[EXERCISE]:
Which lines of the data below contain "Sample"? Please show them all.

[DATA EXTRACTS]:
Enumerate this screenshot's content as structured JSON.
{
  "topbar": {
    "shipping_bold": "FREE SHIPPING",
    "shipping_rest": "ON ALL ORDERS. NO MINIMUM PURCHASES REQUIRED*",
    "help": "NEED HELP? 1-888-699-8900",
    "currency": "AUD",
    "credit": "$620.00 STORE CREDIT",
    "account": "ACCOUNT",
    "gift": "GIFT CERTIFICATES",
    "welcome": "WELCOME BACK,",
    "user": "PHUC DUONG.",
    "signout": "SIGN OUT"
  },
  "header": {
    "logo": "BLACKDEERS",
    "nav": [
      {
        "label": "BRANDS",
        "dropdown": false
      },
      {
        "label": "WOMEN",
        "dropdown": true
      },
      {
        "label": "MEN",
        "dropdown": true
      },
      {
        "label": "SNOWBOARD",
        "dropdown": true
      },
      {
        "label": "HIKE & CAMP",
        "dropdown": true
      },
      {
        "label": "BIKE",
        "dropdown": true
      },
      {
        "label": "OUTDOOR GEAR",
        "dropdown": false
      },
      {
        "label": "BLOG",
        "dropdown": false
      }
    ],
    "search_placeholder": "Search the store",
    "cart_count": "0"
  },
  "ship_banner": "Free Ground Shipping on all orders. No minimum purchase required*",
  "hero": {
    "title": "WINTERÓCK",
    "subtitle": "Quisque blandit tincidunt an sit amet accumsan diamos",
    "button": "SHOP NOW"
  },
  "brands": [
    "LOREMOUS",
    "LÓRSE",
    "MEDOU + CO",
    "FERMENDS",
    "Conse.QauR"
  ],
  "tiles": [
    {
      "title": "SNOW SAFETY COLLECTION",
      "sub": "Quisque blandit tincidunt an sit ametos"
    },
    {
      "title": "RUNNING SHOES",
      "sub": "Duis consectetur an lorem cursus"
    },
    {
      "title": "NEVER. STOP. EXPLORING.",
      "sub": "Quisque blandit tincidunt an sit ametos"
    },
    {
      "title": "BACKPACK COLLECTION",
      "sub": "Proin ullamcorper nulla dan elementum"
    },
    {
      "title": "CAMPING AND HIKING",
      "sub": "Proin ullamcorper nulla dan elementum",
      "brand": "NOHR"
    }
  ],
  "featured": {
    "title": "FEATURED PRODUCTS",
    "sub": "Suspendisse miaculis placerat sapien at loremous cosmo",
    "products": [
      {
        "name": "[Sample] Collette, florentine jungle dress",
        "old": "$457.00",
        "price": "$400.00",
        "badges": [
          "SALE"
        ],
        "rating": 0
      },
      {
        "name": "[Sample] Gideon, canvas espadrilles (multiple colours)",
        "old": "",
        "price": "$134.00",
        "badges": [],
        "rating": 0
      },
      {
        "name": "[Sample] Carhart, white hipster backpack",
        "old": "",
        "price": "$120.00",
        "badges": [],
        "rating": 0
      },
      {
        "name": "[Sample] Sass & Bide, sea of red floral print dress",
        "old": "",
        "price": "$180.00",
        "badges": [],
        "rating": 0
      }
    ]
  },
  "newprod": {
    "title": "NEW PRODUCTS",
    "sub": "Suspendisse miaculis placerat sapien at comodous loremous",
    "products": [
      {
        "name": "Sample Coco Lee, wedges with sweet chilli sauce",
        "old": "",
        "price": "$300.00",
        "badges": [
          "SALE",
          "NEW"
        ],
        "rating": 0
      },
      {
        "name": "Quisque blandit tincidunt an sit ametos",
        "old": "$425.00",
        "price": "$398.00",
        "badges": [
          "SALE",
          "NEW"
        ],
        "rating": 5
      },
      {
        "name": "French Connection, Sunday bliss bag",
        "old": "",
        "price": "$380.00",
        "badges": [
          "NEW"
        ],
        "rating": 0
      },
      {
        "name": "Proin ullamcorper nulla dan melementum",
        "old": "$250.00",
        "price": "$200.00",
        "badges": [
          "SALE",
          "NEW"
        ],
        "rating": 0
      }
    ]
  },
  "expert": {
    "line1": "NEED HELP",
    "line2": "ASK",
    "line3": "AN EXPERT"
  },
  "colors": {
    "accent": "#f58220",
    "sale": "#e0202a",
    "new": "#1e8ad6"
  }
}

[EXERCISE ANSWER]:
        "name": "[Sample] Collette, florentine jungle dress",
        "name": "[Sample] Gideon, canvas espadrilles (multiple colours)",
        "name": "[Sample] Carhart, white hipster backpack",
        "name": "[Sample] Sass & Bide, sea of red floral print dress",
        "name": "Sample Coco Lee, wedges with sweet chilli sauce",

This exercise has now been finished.